It is important to treat the underlying issues that contribute to alcoholism. Many alcoholics also suffer from mental and emotional co-occurring disorders. A dual-diagnosis of depression, PTSD, anxiety, or mood disorders can also play a role in your addiction to alcohol. Life traumas, such as the loss of a loved one or financial problems, can also add to your stress level, causing you to drink more.
Only you can decide it is time to stop this decline into addiction. Only you can make the first move, but you can move into the arms of people who care and who understand the challenges you face. Realizing you have a problem and having the desire to change are motivating factors to getting help. Reaching out to loved ones and professionals who understand alcohol addiction should be your next move. It’s frightening to think about going through withdrawal, but a facility that offers a medically supervised detox can help you manage the symptoms of withdrawal.

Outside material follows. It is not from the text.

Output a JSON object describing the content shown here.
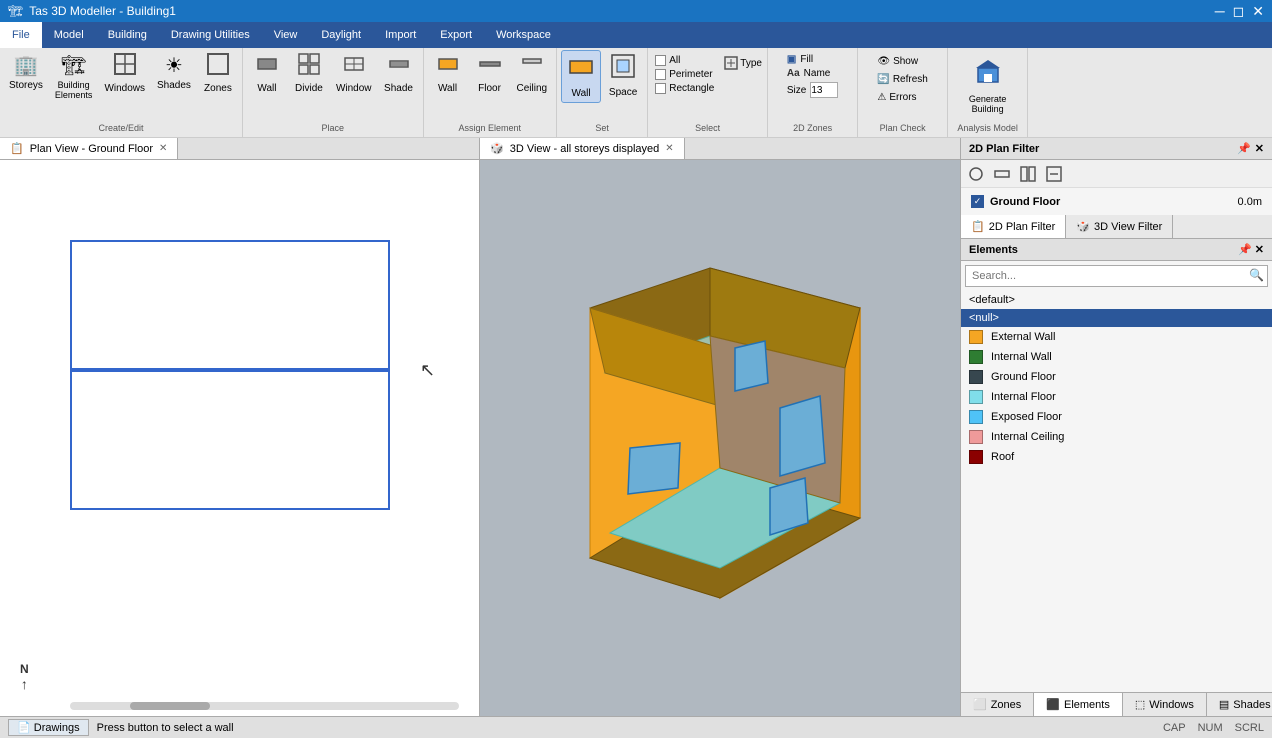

A holistic approach to treat both your body and mind is your best chance for sobriety. There are many roads to sobriety, such as a 30- or 90-day stay in a recovery center where you are supported by a team as you learn coping strategies and the reasons behind your addiction. You and your loved ones can join in recovery through a family program. Alcoholism affects all of the people in your life, and coming together in the healing process is a major component of achieving sobriety. This is a lifelong journey of recovery, and you may want to continue on in a sober living facility or by joining a12-step peer support group. The key to a new life is finding the recovery path that is best for you. Now is the time to move forward and take that step.